[Component data from apps and pages]
────
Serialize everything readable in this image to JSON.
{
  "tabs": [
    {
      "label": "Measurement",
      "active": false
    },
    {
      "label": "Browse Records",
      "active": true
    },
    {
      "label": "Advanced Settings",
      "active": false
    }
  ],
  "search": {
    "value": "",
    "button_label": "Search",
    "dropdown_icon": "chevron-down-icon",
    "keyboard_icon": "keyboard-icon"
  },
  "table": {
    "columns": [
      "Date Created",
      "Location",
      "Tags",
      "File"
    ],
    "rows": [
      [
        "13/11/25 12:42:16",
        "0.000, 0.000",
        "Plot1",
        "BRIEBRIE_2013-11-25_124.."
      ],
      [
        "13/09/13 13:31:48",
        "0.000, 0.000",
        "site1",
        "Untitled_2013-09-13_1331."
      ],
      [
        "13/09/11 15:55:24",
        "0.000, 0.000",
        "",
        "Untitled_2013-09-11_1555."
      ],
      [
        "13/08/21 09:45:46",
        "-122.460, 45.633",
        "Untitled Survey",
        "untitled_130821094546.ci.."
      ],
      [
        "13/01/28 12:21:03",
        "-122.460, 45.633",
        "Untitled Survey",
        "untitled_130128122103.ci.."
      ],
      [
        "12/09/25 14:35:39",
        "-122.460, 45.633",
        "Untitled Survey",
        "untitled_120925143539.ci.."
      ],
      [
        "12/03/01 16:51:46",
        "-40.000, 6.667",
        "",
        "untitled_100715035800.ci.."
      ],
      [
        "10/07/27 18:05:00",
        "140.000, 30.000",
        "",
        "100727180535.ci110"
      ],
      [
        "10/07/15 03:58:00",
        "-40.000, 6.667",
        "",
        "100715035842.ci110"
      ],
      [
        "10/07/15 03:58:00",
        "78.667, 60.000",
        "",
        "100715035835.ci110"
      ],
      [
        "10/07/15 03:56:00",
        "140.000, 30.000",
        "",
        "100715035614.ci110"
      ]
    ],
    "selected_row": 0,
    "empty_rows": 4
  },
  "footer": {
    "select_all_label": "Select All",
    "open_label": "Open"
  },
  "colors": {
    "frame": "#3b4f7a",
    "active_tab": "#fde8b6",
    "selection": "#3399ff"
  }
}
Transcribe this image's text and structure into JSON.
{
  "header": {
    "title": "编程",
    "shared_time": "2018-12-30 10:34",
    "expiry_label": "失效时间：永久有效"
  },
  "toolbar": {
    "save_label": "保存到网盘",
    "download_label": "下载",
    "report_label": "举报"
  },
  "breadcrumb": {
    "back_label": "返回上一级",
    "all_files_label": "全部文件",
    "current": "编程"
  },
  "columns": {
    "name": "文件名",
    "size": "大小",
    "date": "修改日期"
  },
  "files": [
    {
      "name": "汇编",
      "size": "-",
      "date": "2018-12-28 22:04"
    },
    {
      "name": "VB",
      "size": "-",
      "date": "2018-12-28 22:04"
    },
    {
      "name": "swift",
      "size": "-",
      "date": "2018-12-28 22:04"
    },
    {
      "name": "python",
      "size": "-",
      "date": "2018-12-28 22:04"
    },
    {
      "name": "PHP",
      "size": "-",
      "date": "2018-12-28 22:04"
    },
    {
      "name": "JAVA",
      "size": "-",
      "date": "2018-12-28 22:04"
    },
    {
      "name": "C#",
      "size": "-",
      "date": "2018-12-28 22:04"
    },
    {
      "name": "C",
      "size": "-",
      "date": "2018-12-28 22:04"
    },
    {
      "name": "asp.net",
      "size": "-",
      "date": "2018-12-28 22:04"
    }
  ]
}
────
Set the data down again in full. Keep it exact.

Serialize everything readable in this image to JSON.
{
  "tabs": [
    {
      "label": "Measurement",
      "active": false
    },
    {
      "label": "Browse Records",
      "active": true
    },
    {
      "label": "Advanced Settings",
      "active": false
    }
  ],
  "search": {
    "value": "",
    "button_label": "Search",
    "dropdown_icon": "chevron-down-icon",
    "keyboard_icon": "keyboard-icon"
  },
  "table": {
    "columns": [
      "Date Created",
      "Location",
      "Tags",
      "File"
    ],
    "rows": [
      [
        "13/11/25 12:42:16",
        "0.000, 0.000",
        "Plot1",
        "BRIEBRIE_2013-11-25_124.."
      ],
      [
        "13/09/13 13:31:48",
        "0.000, 0.000",
        "site1",
        "Untitled_2013-09-13_1331."
      ],
      [
        "13/09/11 15:55:24",
        "0.000, 0.000",
        "",
        "Untitled_2013-09-11_1555."
      ],
      [
        "13/08/21 09:45:46",
        "-122.460, 45.633",
        "Untitled Survey",
        "untitled_130821094546.ci.."
      ],
      [
        "13/01/28 12:21:03",
        "-122.460, 45.633",
        "Untitled Survey",
        "untitled_130128122103.ci.."
      ],
      [
        "12/09/25 14:35:39",
        "-122.460, 45.633",
        "Untitled Survey",
        "untitled_120925143539.ci.."
      ],
      [
        "12/03/01 16:51:46",
        "-40.000, 6.667",
        "",
        "untitled_100715035800.ci.."
      ],
      [
        "10/07/27 18:05:00",
        "140.000, 30.000",
        "",
        "100727180535.ci110"
      ],
      [
        "10/07/15 03:58:00",
        "-40.000, 6.667",
        "",
        "100715035842.ci110"
      ],
      [
        "10/07/15 03:58:00",
        "78.667, 60.000",
        "",
        "100715035835.ci110"
      ],
      [
        "10/07/15 03:56:00",
        "140.000, 30.000",
        "",
        "100715035614.ci110"
      ]
    ],
    "selected_row": 0,
    "empty_rows": 4
  },
  "footer": {
    "select_all_label": "Select All",
    "open_label": "Open"
  },
  "colors": {
    "frame": "#3b4f7a",
    "active_tab": "#fde8b6",
    "selection": "#3399ff"
  }
}
Transcribe this image's text and structure into JSON.
{
  "header": {
    "title": "编程",
    "shared_time": "2018-12-30 10:34",
    "expiry_label": "失效时间：永久有效"
  },
  "toolbar": {
    "save_label": "保存到网盘",
    "download_label": "下载",
    "report_label": "举报"
  },
  "breadcrumb": {
    "back_label": "返回上一级",
    "all_files_label": "全部文件",
    "current": "编程"
  },
  "columns": {
    "name": "文件名",
    "size": "大小",
    "date": "修改日期"
  },
  "files": [
    {
      "name": "汇编",
      "size": "-",
      "date": "2018-12-28 22:04"
    },
    {
      "name": "VB",
      "size": "-",
      "date": "2018-12-28 22:04"
    },
    {
      "name": "swift",
      "size": "-",
      "date": "2018-12-28 22:04"
    },
    {
      "name": "python",
      "size": "-",
      "date": "2018-12-28 22:04"
    },
    {
      "name": "PHP",
      "size": "-",
      "date": "2018-12-28 22:04"
    },
    {
      "name": "JAVA",
      "size": "-",
      "date": "2018-12-28 22:04"
    },
    {
      "name": "C#",
      "size": "-",
      "date": "2018-12-28 22:04"
    },
    {
      "name": "C",
      "size": "-",
      "date": "2018-12-28 22:04"
    },
    {
      "name": "asp.net",
      "size": "-",
      "date": "2018-12-28 22:04"
    }
  ]
}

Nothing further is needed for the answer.